November 2000 - VOLUME 21 - NUMBER 11
B E H I N D T H E L I N E S
Global Labor Repression
At least 140 trade unionists around the world last year were assassinated, disappeared or committed suicide after they were threatened as a result of their labor advocacy.
A September 2000 survey of 113 countries by the International Confederation of Free Trade Unions (ICFTU) also found that nearly 3,000 people were arrested, more then 1,500 were injured, beaten or tortured and at least 5,800 were harassed because of their trade union activities. Another 700 trade unionists received death threats.
"This year's report gives an opportunity to denounce the prevailing hypocrisy which sees government officials parading at international gatherings, ostensibly promoting basic workers' rights, while those who actually defend those fundamental rights at home are being harassed, attacked, threatened, sidelined or silenced - sometimes forever," says Bill Jordan, general secretary of the ICFTU while presenting this year's findings.
Some 12,000 workers were unfairly dismissed or refused reinstatement, the ICFTU survey found, sometimes with the complicity of the government, because they were active members of a trade union. At least 140 strikes or demonstrations were repressed by governments, sometimes with the support of the employers using strike breakers, while 80 of the 113 surveyed countries restrict the right to strike.
The report shows "ruthless repression in Latin America, attacks and interference in Asia, arrests and imprisonment in Africa, severe restrictions and non-payment of wages in Eastern Europe and a growing trend to 'union busting' activities in industrialized countries," Jordan says.
Colombia appears to be the most dangerous country for union activists.
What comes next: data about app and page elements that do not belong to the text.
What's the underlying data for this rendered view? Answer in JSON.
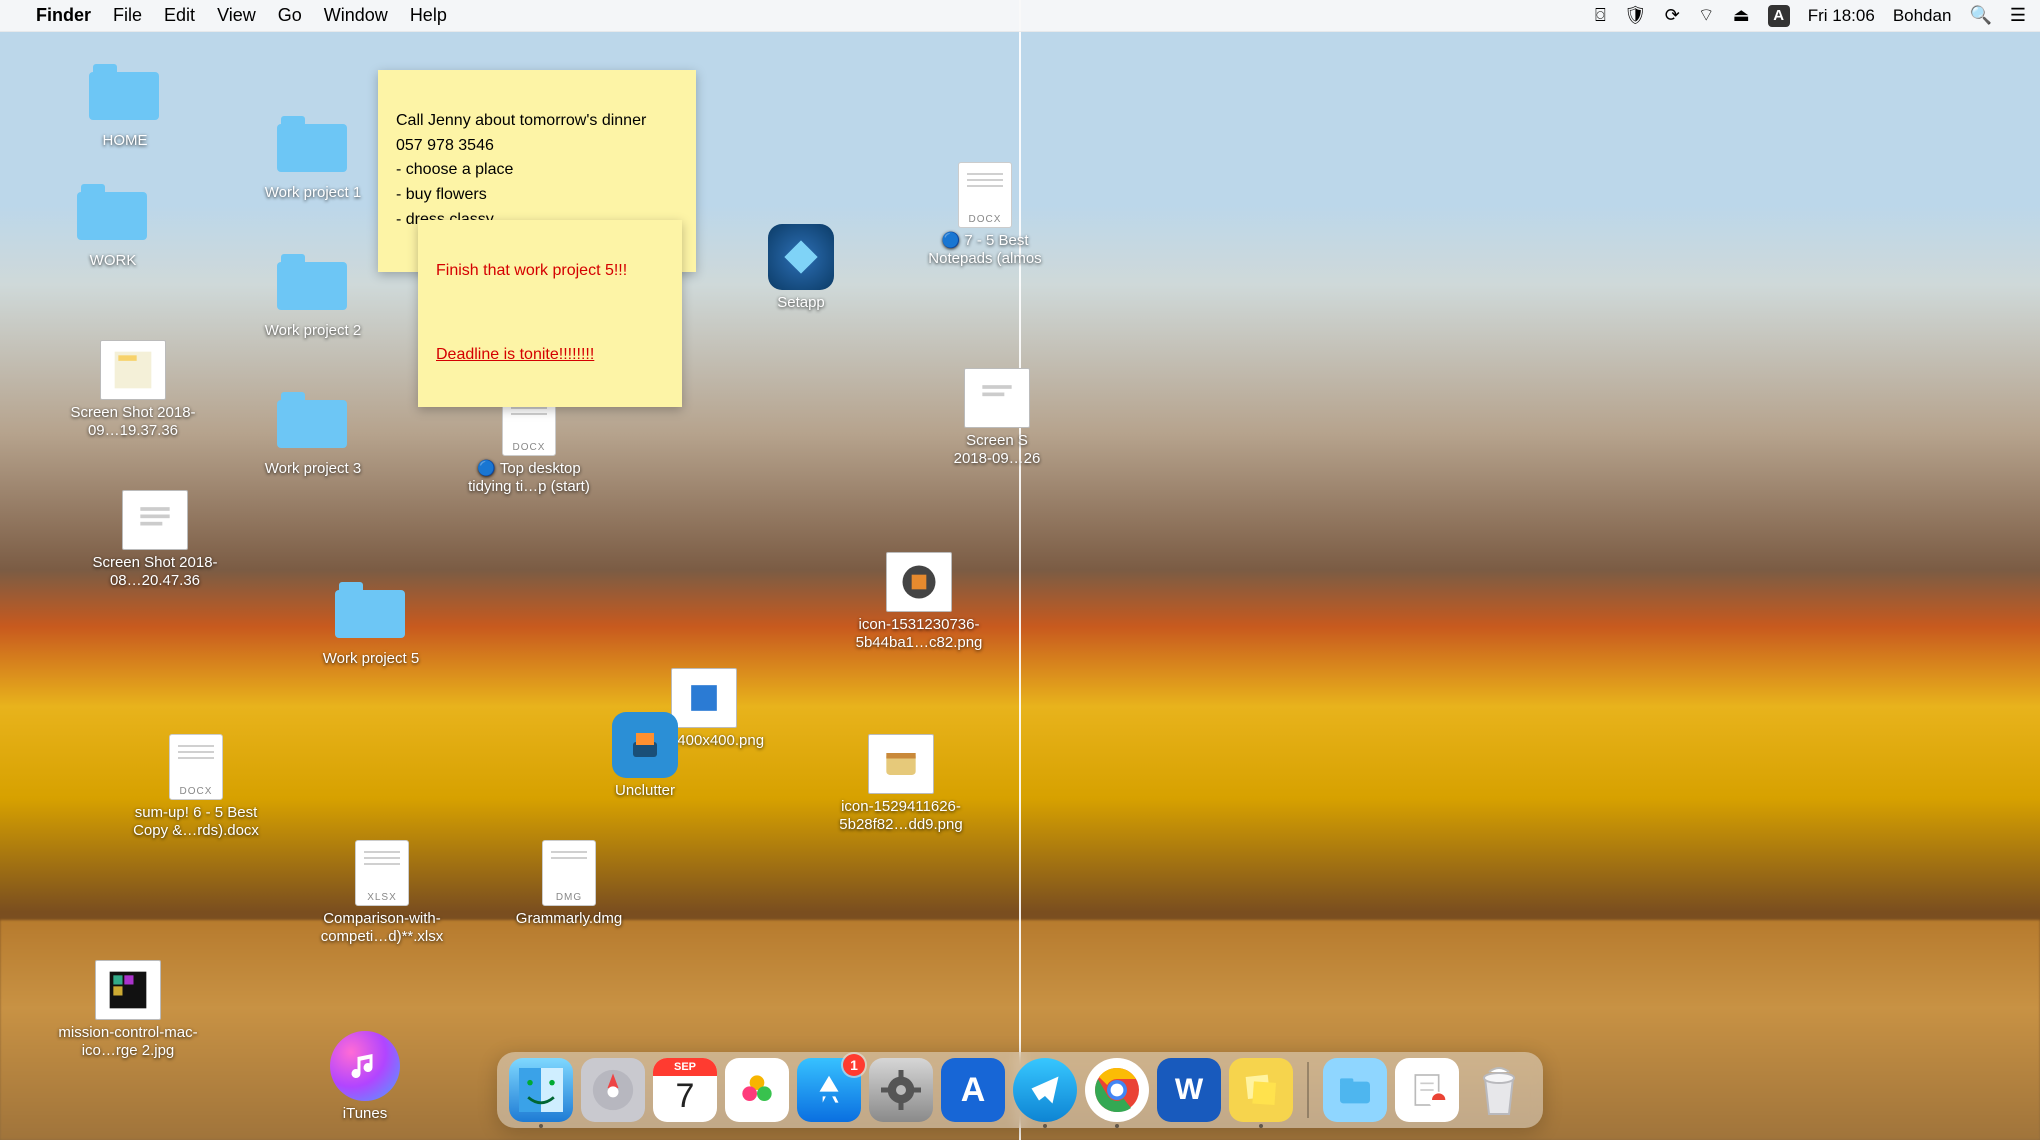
{
  "menubar": {
    "app": "Finder",
    "items": [
      "File",
      "Edit",
      "View",
      "Go",
      "Window",
      "Help"
    ],
    "clock": "Fri 18:06",
    "user": "Bohdan",
    "input_badge": "A"
  },
  "stickies": [
    {
      "text": "Call Jenny about tomorrow's dinner\n057 978 3546\n- choose a place\n- buy flowers\n- dress classy"
    },
    {
      "line1": "Finish that work project 5!!!",
      "line2": "Deadline is tonite!!!!!!!!"
    }
  ],
  "folders": {
    "home": "HOME",
    "work": "WORK",
    "wp1": "Work project 1",
    "wp2": "Work project 2",
    "wp3": "Work project 3",
    "wp5": "Work project 5"
  },
  "files": {
    "shot1": "Screen Shot 2018-09…19.37.36",
    "shot2": "Screen Shot 2018-08…20.47.36",
    "shot3": "Screen S 2018-09…26",
    "docx_sumup": "sum-up! 6 - 5 Best Copy &…rds).docx",
    "docx_tips": "🔵 Top desktop tidying ti…p (start)",
    "docx_notepads": "🔵 7 - 5 Best Notepads (almos",
    "xlsx_comp": "Comparison-with-competi…d)**.xlsx",
    "dmg_grammarly": "Grammarly.dmg",
    "png1": "icon-1531230736-5b44ba1…c82.png",
    "png2": "38a_400x400.png",
    "png3": "icon-1529411626-5b28f82…dd9.png",
    "mission": "mission-control-mac-ico…rge 2.jpg"
  },
  "apps_on_desk": {
    "setapp": "Setapp",
    "unclutter": "Unclutter"
  },
  "itunes_label": "iTunes",
  "dock": {
    "calendar_day": "7",
    "calendar_month": "SEP",
    "appstore_badge": "1",
    "items": [
      "finder",
      "launchpad",
      "calendar",
      "photos",
      "appstore",
      "preferences",
      "app-a",
      "telegram",
      "chrome",
      "word",
      "stickies"
    ],
    "right_items": [
      "downloads",
      "documents",
      "trash"
    ]
  }
}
In 1999, 76 trade unionists in Colombia were assassinated or reported missing.
No Burn for Mozambique
Mozambique announced in September that it was rejecting a Danish offer to build a hazardous waste incinerator to burn obsolete donated pesticides [see "Something Rotten from Denmark," December 1998, Multinational Monitor.]
The Danish International Development Agency (Danida) had offered to retrofit a local cement kiln to become a hazardous waste incinerator to burn stockpiled obsolete pesticides and future toxic wastes.
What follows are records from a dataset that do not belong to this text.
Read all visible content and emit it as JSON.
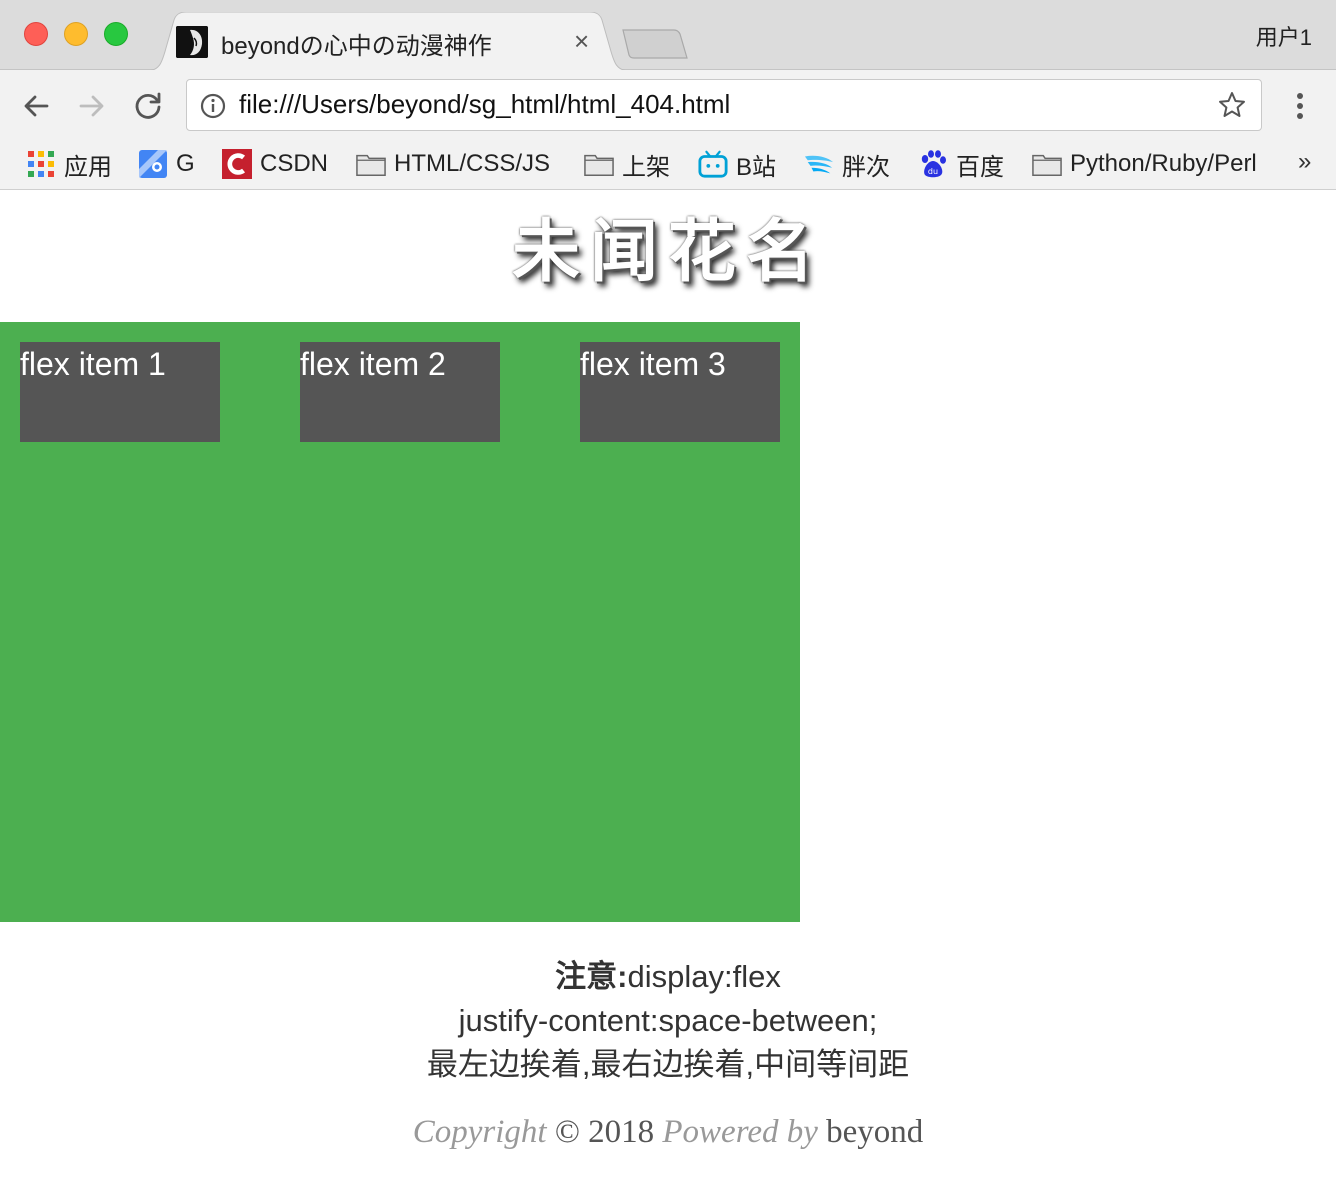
{
  "browser": {
    "tab": {
      "title": "beyondの心中の动漫神作",
      "close_glyph": "×"
    },
    "profile_label": "用户1",
    "address_bar": {
      "url": "file:///Users/beyond/sg_html/html_404.html"
    },
    "bookmarks": [
      {
        "label": "应用",
        "icon": "apps-grid-icon"
      },
      {
        "label": "G",
        "icon": "google-maps-icon"
      },
      {
        "label": "CSDN",
        "icon": "csdn-icon"
      },
      {
        "label": "HTML/CSS/JS",
        "icon": "folder-icon"
      },
      {
        "label": "上架",
        "icon": "folder-icon"
      },
      {
        "label": "B站",
        "icon": "bilibili-icon"
      },
      {
        "label": "胖次",
        "icon": "wing-icon"
      },
      {
        "label": "百度",
        "icon": "baidu-paw-icon"
      },
      {
        "label": "Python/Ruby/Perl",
        "icon": "folder-icon"
      }
    ],
    "bookmarks_overflow": "»"
  },
  "page": {
    "heading": "未闻花名",
    "flex_items": [
      {
        "label": "flex item 1"
      },
      {
        "label": "flex item 2"
      },
      {
        "label": "flex item 3"
      }
    ],
    "note": {
      "prefix": "注意:",
      "line1": "display:flex",
      "line2": "justify-content:space-between;",
      "line3": "最左边挨着,最右边挨着,中间等间距"
    },
    "copyright": {
      "copyright_word": "Copyright",
      "symbol": "©",
      "year": "2018",
      "powered_by": "Powered by",
      "author": "beyond"
    }
  },
  "colors": {
    "container_bg": "#4caf50",
    "item_bg": "#555555",
    "item_text": "#ffffff"
  }
}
The Mozambique Ministry of Environment announced that instead of the Danida option, which the Ministry had originally supported, it would call for export of the pesticide wastes for safe destruction in a developed country, probably in Europe. That has been the position advocated by a coalition of Mozambican and international environmental organizations, including Essential Action, a project of Essential Information, the publisher of Multinational Monitor.
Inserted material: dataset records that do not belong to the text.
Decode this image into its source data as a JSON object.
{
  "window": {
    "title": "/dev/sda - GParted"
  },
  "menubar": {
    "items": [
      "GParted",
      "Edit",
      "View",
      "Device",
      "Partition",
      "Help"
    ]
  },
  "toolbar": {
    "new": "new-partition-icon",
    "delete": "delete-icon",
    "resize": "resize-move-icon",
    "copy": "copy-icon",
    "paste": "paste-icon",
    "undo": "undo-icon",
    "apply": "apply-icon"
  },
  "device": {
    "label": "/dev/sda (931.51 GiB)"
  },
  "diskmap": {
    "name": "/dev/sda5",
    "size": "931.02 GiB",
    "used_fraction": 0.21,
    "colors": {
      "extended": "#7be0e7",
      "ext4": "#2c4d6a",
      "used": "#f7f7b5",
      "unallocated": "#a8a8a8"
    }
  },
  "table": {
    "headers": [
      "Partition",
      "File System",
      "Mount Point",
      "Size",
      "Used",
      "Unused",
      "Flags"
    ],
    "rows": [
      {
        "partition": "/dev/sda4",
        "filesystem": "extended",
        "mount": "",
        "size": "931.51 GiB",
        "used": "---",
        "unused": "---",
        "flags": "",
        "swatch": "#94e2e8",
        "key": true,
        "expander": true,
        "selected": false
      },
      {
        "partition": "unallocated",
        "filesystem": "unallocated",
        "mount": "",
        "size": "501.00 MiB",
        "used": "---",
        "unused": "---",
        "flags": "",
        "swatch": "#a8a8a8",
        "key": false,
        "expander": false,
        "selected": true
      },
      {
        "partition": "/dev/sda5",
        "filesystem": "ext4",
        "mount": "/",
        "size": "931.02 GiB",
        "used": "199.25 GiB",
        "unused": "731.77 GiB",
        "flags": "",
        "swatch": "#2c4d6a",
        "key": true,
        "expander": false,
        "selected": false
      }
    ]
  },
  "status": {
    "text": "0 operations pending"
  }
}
Environmentalists emphasized that incineration of hazardous wastes in cement kilns produces dioxins and furans, the most toxic persistent organic pollutants (POPs) known. Together with heavy metals, they said, these contaminants find their way into both the cement produced and into cement kiln dusts emitted into the air.
"Had the civil society only been consulted at an earlier stage, Danida and the Mozambique authorities could have saved themselves a lot of trouble and even benefited with a cutting-edge approach of dealing with obsolete pesticides such as holding pesticide producers responsible and destroying pesticides using non-incineration and non-polluting destruction technology," says Anabela Lemos of Livaningo, one of the first Mozambican environmental groups and the organization which led the campaign against the incinerator scheme.
Livaningo and the global coalition of activists that have worked with them on the case are calling on the Danish government to import the wastes and destroy them, using state of the art, non-incineration destruction technologies in Europe.
Sony: Surveil, Coopt
Sony is encouraging the electronics industry to surveil, block funding for and aggressively confront the allegations of an environmental movement increasingly focused on the toxic hazards of computer and electronics production and disposal.
Sony documents obtained by the trade journal Inside EPA direct attention to "NGO Activity to watch out for!" The documents highlight campaign plans of the Silicon Valley Toxics Coalition, Friends of the Earth, Greenpeace, the Northern Alliance for Sustainability and the European Environment Bureau.
Sony presented the documents at a July business gathering in Brussels on a European proposal to phase out toxics used in electronics and to require manufacturers to take back electronic products for recycling.
The Sony papers warn that the environmentalists are "highly active, well organized groups." The company's proposed "action strategy" to deal with the environmental groups urges, "Don't wait!!"
"Early pre-funding intervention could be beneficial," says the action plan, also urging companies to: